Venezuela Travel Information

Photo Venezuela was one of the three countries that emerged from the collapse of Gran Colombia in 1830 (the others being Colombia and Ecuador). For most of the first half of the 20th century, Venezuela was ruled by generally benevolent military strongmen, who promoted the oil industry and allowed for some social reforms. Democratically-elected governments have held sway since 1959. Current concerns include: an embattled president who is losing his once solid support among Venezuelans, a divided military, drug-related conflicts along the Colombian border, increasing internal drug consumption, overdependence on the petroleum industry with its price fluctuations, and irresponsible mining operations that are endangering the rain forest and indigenous peoples.

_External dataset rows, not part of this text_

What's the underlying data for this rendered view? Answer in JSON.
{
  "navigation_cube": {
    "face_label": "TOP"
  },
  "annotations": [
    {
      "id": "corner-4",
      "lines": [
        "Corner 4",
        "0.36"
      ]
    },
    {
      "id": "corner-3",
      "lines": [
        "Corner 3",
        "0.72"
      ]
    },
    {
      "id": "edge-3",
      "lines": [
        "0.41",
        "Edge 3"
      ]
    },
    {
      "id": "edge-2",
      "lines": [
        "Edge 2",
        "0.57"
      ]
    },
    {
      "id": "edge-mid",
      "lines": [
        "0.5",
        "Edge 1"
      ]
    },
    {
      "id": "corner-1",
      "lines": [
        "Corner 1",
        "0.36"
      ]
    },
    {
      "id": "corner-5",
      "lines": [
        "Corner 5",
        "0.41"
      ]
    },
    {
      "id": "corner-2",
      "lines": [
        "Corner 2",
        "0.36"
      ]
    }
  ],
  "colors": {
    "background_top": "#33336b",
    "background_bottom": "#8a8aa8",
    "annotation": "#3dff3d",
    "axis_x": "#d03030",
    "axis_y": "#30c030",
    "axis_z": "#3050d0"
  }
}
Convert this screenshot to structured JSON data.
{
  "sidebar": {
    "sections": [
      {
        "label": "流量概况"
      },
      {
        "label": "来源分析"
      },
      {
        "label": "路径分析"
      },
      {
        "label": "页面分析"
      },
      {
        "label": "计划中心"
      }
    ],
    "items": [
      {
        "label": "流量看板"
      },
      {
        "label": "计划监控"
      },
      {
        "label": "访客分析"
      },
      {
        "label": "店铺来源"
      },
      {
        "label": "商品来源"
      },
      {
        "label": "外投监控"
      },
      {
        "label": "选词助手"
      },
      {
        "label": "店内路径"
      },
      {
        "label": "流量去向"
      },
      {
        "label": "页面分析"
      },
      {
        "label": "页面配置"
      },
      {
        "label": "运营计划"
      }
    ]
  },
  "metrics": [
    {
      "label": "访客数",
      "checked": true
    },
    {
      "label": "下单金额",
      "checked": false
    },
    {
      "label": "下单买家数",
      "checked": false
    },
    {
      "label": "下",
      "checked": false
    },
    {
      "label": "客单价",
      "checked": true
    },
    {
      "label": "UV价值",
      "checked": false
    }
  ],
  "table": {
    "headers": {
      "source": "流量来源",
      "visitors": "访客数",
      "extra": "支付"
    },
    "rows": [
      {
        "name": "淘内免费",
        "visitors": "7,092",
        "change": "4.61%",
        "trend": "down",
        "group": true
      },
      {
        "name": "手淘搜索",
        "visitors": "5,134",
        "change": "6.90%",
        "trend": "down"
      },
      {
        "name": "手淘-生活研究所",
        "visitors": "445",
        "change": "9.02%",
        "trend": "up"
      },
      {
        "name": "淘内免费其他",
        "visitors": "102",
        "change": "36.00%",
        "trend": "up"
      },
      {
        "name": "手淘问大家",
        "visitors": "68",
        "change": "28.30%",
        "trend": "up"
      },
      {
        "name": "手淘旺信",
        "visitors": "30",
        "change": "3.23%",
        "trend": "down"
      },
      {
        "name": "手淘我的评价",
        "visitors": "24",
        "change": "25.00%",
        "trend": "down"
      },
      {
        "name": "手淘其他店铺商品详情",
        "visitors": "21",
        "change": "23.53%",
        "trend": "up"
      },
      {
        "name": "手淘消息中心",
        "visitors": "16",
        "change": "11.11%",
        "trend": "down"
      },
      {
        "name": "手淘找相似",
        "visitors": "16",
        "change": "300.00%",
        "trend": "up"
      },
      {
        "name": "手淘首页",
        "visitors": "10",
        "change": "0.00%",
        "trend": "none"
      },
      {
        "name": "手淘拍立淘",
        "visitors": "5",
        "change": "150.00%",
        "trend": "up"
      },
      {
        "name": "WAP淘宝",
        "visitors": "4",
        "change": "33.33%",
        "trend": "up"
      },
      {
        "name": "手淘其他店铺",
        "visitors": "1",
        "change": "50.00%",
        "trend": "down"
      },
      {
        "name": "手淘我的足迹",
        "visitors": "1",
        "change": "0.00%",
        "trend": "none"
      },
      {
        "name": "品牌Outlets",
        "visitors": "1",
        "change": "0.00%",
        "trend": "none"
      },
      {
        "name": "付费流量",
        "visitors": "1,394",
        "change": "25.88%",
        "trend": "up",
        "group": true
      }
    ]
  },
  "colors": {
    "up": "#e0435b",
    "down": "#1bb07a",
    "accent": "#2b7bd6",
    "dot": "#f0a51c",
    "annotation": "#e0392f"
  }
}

PEOPLE AND HISTORY
The population of Venezuela is comprised of a combination of European, indigenous, and African heritages. About 85% of the population lives in urban areas in the northern portion of the country. While almost half of Venezuela's land area lies south of the Orinoco River, this region contains only 5% of the population.

At the time of the Spanish discovery, the indigenous in Venezuela were mainly agriculturists and hunters living in groups along the coast, the Andean mountain range, and the Orinoco River. The first permanent Spanish settlement in South America--Nuevo Toledo--was established in Venezuela in 1522. Venezuela was a relatively neglected colony in the 1500s and 1600s.

ECONOMY
Political instability has had serious effects on the performance of the Venezuelan economy, with a sharp drop in investment and a general recession during 2002 and 2003. Total GDP decreased 18.5% during the first semester of 2003 compared with the same period in 2002. This is the steepest decline in Venezuelan history. The hardest hit sectors were construction (-55.9%), petroleum (-26.5%), commerce (-23.6%) and manufacturing (-22.5%).

U.S.-VENEZUELAN RELATIONS
Major U.S. interests in Venezuela include promotion of U.S. exports and protection of U.S. investment, continuation of the economic reform program, preservation of Venezuela's constitutional democracy, closer counternarcotics cooperation, and continued access to a leading source of petroleum.

Important: Travel to Venezuela may require a travel visa. Whether a visa is required for travel depends on citizenship and purpose of journey. Please be sure to review Travisa's Venezuela visa instructions for details. Visa instructions for other countries are available on our do I need a visa page.

Country Statistics

Full country name: Bolivarian Republic of Venezuela
Capital city: Caracas
Area: 912,050 sq km
Population: 28,047,938
Ethnic groups: Spanish, Italian, Portuguese, Arab, German, African, indigenous people
Languages: Spanish
Religions: nominally Roman Catholic 96%, Protestant 2%, other 2%
Government: federal republic
Chief of State: President Hugo CHAVEZ Frias
Head of Government: President Hugo CHAVEZ Frias
GDP: 374.1 billion
GDP per captia: 12,600
Annual growth rate: 4.2%
Inflation: 26.1%
Agriculture: corn, sorghum, sugarcane, rice, bananas, vegetables, coffee
Major industries: petroleum, construction materials, food processing, textiles
Natural resources: petroleum, natural gas, iron ore, gold, bauxite, other minerals, hydropower, diamonds
Location: Northern South America, bordering the Caribbean Sea and the North Atlantic Ocean, between Colombia and Guyana
Trade Partners - exports: US 40.2%, China 10.5%, India 5.5%, Cuba 4%
Trade Partners - imports: US 28.6%, China 15.1%, Brazil 10.6%